  • Yes, the driver was drunk, but intoxication had nothing to do with the accident.
  • Yes, the driver was drunk, but the victim is making up for his or her injuries.
  • Yes, the driver was drunk, but the victim isn’t hurt as badly as he or she says.

An experienced personal injury lawyer will reject these flawed arguments and fight fiercely to prove your case.

Who Else May Be Liable for a Drunk Driving Accident?

While the impaired driver is typically the primary cause of a crash, others may also be responsible for your resulting personal injury. For instance, others may be liable in cases involving:

Businesses that service alcohol

In North Carolina, there are laws that protect the public from negligent and careless bars, restaurants, and taverns that knowingly serve alcohol to people who are clearly intoxicated. This law is known as the Dram Shop Law.

Dram shop laws are fairly straightforward, but they can get a bit complicated when trying to hold a shopkeeper responsible. According to Section 18B-305 of the North Carolina Statutes, it is actually unlawful for a business to serve alcohol to someone who is already intoxicated. This may seem a bit odd, considering people typically go to bars for the very purpose of indulging. However, the law is clear about this. It’s also unlawful to buy alcohol for someone who has been refused service under this law, and it’s illegal to serve alcohol to someone under the age of 21.

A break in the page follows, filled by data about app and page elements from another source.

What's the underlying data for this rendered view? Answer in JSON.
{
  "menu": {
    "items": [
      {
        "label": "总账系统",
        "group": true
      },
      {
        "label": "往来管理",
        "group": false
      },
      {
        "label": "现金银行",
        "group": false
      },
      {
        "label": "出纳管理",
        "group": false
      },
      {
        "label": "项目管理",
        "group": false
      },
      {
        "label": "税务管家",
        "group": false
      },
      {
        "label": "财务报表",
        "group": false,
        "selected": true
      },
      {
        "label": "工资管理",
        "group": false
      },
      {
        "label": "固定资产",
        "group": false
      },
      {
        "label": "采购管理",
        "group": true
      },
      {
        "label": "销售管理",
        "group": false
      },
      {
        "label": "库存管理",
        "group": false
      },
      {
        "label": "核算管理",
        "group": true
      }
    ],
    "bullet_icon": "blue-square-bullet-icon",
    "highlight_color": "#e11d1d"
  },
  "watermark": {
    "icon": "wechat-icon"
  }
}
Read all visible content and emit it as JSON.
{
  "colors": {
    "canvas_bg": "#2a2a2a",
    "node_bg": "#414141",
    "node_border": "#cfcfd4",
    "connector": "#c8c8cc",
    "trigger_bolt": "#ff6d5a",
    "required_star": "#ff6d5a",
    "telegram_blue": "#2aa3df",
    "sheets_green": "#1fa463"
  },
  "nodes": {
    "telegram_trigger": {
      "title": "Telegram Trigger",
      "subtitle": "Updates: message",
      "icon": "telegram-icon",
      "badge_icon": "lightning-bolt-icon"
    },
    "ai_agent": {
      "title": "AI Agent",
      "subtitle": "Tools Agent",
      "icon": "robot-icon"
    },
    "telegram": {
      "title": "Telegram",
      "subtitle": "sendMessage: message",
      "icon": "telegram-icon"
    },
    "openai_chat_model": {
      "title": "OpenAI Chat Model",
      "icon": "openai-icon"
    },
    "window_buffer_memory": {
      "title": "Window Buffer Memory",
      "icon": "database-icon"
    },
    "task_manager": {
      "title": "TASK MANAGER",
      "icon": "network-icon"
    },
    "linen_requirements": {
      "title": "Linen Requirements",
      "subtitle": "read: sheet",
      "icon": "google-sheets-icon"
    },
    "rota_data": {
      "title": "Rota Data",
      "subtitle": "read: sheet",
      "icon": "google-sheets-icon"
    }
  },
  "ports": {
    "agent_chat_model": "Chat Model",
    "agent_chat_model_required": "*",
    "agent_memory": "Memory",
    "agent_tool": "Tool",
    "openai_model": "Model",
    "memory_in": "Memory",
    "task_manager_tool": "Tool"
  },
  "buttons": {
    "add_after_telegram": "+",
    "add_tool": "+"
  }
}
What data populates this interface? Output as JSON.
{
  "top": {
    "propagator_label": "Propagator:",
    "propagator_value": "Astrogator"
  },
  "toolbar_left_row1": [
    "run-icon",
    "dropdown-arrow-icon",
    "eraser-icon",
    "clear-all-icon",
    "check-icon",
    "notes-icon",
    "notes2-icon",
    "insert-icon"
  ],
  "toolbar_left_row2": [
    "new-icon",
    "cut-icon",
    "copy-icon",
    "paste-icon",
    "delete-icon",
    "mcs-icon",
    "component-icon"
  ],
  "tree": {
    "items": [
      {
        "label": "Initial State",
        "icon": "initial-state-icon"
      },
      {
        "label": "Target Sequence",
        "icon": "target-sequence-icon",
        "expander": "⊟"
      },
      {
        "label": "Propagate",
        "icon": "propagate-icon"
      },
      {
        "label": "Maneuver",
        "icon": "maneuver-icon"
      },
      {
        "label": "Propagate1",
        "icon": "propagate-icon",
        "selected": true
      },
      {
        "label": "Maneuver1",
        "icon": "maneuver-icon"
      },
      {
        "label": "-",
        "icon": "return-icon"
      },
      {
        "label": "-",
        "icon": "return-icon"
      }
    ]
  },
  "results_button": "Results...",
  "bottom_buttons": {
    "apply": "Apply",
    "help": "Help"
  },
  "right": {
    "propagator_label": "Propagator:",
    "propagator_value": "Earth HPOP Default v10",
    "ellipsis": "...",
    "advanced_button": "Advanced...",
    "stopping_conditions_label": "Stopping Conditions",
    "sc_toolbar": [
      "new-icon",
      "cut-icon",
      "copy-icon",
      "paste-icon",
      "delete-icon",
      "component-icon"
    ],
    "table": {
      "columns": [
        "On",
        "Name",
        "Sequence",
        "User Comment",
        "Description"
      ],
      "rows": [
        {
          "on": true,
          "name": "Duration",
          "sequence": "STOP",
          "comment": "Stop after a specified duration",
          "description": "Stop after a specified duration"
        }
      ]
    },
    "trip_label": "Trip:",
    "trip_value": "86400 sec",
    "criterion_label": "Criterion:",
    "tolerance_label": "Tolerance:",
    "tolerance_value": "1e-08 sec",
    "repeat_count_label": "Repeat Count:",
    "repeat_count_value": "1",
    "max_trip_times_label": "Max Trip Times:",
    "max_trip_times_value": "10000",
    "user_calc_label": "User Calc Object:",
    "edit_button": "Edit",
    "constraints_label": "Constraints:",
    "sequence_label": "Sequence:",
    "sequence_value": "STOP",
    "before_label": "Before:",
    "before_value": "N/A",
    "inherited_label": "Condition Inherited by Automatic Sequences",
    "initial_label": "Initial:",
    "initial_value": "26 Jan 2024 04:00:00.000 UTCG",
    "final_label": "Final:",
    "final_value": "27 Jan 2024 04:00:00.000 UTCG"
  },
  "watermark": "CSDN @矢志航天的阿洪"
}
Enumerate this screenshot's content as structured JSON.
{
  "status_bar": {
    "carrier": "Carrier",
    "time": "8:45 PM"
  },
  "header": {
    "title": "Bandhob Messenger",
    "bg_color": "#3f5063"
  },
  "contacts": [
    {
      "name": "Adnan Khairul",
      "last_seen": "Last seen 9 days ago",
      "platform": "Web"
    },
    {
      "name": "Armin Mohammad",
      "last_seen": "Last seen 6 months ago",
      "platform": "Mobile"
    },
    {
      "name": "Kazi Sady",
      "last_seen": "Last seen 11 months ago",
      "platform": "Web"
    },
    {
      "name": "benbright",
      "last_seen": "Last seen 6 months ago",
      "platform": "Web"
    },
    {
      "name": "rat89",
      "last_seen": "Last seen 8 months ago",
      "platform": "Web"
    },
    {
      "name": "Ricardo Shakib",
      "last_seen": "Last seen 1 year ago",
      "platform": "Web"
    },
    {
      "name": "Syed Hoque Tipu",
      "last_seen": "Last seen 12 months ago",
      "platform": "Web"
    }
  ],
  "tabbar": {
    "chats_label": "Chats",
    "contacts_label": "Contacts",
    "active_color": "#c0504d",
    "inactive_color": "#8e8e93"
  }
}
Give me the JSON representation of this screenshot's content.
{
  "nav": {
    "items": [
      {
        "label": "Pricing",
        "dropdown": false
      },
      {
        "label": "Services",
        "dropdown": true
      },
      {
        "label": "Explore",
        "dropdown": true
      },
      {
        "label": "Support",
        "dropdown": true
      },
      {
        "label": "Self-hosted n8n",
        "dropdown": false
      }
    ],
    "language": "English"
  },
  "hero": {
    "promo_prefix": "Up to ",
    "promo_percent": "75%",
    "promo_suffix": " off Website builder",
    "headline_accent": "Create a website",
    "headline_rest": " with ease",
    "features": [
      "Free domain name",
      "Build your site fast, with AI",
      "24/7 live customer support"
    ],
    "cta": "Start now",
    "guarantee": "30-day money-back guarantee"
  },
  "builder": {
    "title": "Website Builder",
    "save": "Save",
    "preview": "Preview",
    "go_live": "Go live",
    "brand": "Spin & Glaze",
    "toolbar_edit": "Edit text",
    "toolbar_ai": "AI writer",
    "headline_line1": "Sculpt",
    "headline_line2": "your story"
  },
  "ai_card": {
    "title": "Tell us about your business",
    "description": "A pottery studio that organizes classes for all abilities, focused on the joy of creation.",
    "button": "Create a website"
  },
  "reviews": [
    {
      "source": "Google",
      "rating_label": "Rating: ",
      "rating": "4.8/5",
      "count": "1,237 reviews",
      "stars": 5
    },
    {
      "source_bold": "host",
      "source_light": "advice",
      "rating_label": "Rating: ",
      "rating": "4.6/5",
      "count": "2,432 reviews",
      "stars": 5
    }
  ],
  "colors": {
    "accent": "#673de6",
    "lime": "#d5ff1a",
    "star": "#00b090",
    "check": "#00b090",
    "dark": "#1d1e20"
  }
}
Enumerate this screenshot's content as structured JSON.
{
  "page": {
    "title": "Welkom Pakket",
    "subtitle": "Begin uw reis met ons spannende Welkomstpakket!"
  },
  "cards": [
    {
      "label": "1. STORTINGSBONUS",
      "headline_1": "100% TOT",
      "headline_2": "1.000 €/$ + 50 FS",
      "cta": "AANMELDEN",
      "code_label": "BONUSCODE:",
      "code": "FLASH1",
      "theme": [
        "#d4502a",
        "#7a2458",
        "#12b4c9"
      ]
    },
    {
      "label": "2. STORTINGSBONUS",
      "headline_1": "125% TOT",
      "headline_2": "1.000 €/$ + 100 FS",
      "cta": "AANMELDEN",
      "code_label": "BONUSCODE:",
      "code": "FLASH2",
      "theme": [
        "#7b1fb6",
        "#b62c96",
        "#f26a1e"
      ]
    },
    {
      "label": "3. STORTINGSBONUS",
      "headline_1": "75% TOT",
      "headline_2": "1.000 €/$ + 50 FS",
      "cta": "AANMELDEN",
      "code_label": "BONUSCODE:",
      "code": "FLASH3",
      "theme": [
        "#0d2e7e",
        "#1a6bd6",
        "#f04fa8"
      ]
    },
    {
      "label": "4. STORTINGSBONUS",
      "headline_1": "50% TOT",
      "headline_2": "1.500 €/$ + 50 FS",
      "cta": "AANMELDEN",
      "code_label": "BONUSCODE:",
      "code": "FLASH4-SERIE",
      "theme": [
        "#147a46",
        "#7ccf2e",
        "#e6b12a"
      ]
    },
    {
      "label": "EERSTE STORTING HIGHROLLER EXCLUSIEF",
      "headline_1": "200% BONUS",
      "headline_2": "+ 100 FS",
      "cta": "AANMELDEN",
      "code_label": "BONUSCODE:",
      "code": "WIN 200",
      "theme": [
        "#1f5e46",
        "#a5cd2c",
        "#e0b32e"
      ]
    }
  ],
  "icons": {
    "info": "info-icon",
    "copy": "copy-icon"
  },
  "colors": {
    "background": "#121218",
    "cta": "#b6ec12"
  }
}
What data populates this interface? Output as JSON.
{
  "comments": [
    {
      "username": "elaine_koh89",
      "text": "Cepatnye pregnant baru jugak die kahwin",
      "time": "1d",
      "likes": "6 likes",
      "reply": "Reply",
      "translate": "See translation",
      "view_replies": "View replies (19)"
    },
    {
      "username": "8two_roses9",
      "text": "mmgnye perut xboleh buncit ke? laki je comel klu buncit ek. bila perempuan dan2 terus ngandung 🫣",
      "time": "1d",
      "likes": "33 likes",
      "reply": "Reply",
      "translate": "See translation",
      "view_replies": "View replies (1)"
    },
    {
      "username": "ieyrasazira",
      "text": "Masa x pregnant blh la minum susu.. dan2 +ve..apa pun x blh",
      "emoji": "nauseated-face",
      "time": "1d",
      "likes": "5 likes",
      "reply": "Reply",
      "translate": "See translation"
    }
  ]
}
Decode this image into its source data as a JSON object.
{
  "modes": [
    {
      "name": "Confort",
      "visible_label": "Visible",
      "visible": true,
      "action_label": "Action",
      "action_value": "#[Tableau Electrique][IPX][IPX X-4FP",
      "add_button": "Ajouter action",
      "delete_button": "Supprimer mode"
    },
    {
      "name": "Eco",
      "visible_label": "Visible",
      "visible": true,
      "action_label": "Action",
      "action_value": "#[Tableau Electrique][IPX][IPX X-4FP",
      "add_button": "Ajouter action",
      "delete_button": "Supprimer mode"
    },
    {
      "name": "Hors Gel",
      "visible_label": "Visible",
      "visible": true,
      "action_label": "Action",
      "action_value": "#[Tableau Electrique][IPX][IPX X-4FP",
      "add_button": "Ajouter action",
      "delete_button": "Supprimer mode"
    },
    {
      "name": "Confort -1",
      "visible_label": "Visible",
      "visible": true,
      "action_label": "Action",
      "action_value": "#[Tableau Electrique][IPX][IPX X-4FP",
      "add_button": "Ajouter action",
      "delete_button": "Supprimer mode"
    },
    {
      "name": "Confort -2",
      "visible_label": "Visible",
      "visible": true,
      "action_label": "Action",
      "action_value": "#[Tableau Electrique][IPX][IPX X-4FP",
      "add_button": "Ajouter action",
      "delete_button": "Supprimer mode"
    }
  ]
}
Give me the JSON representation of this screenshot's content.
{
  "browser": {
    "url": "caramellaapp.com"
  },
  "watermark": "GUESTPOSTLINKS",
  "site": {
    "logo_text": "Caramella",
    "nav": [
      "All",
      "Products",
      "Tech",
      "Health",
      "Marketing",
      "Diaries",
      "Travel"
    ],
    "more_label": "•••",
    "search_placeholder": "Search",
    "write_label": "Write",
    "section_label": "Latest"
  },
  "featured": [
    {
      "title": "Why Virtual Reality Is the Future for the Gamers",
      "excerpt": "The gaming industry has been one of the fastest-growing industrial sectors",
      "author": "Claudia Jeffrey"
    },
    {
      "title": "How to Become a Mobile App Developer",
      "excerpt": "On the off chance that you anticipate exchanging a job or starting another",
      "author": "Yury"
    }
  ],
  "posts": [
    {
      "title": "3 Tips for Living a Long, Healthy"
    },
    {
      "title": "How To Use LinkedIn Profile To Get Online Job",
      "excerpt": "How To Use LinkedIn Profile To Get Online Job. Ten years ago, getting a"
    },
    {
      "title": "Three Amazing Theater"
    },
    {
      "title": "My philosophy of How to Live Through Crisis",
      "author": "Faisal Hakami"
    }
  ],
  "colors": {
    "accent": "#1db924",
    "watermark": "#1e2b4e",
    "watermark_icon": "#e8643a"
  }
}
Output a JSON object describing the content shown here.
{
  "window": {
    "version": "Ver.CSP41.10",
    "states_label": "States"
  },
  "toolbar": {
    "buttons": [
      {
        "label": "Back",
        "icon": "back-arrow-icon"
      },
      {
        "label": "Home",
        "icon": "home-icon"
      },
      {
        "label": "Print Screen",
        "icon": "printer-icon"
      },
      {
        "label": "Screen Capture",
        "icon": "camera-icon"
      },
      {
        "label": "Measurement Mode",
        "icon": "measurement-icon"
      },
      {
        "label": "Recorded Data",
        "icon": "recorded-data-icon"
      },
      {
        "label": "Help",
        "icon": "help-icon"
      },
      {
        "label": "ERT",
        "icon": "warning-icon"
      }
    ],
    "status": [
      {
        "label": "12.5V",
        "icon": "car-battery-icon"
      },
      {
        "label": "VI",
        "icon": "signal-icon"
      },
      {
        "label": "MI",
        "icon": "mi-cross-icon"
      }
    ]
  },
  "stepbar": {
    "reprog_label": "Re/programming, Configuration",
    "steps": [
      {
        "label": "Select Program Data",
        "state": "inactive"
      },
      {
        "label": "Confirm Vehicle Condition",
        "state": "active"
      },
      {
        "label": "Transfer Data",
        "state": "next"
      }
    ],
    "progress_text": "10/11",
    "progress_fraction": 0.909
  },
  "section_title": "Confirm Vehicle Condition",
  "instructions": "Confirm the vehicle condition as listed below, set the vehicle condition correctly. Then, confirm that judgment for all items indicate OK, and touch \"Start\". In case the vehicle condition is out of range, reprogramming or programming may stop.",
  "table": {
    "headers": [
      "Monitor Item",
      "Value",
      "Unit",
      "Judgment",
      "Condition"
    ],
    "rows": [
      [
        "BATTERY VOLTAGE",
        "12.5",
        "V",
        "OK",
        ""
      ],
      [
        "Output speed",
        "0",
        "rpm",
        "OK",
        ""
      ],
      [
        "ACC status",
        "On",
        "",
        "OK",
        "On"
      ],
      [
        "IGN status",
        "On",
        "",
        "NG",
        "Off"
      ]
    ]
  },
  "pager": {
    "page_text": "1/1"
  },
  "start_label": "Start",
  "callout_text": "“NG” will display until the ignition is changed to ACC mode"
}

So, in addition to a drunk driver, a shop owner or bartender who continues to serve alcohol to a clearly intoxicated person may be liable if that intoxicated person leaves the establishment and causes harm to others by reason of the intoxication.

Vehicle owners

Don’t forget that many drunk drivers cause wrecks in other people’s vehicles. If the drunk driver who hits you is driving someone else’s vehicle, then that vehicle owner may be liable. This is a fairly narrow rule known as “negligent entrustment,” but it basically says that if a person knowingly permits a drunk person to operate their vehicle on the roadways, and this results in a serious injury or death, then that owner may be responsible as well.

Sometimes, a vehicle owner will claim they didn’t know the person was drunk or they will claim they did not really let the person drive their vehicle. An experienced auto accident lawyer will be able to help you spot flaws in these arguments in order to help preserve your right to compensation.

Our Experienced Fayetteville Auto Accident Lawyer Can Help

With offices in Fayetteville, Goldsboro, and Kinston, the skilled attorneys of Strickland Agner Pittman have spent their careers fighting to obtain justice for injured people all over the state of North Carolina. With three convenient offices, we make it easy for you to meet with one of our respected attorneys and discuss your case.

We never collect a fee unless we are able to recover on your behalf, and since initial consultations are always free, there is no risk of calling to discuss your case. There is entirely no obligation. But remember that time is limited. If you delay, you could forever lose your right to compensation.

Contact us to schedule your personalized and completely confidential free consultation today.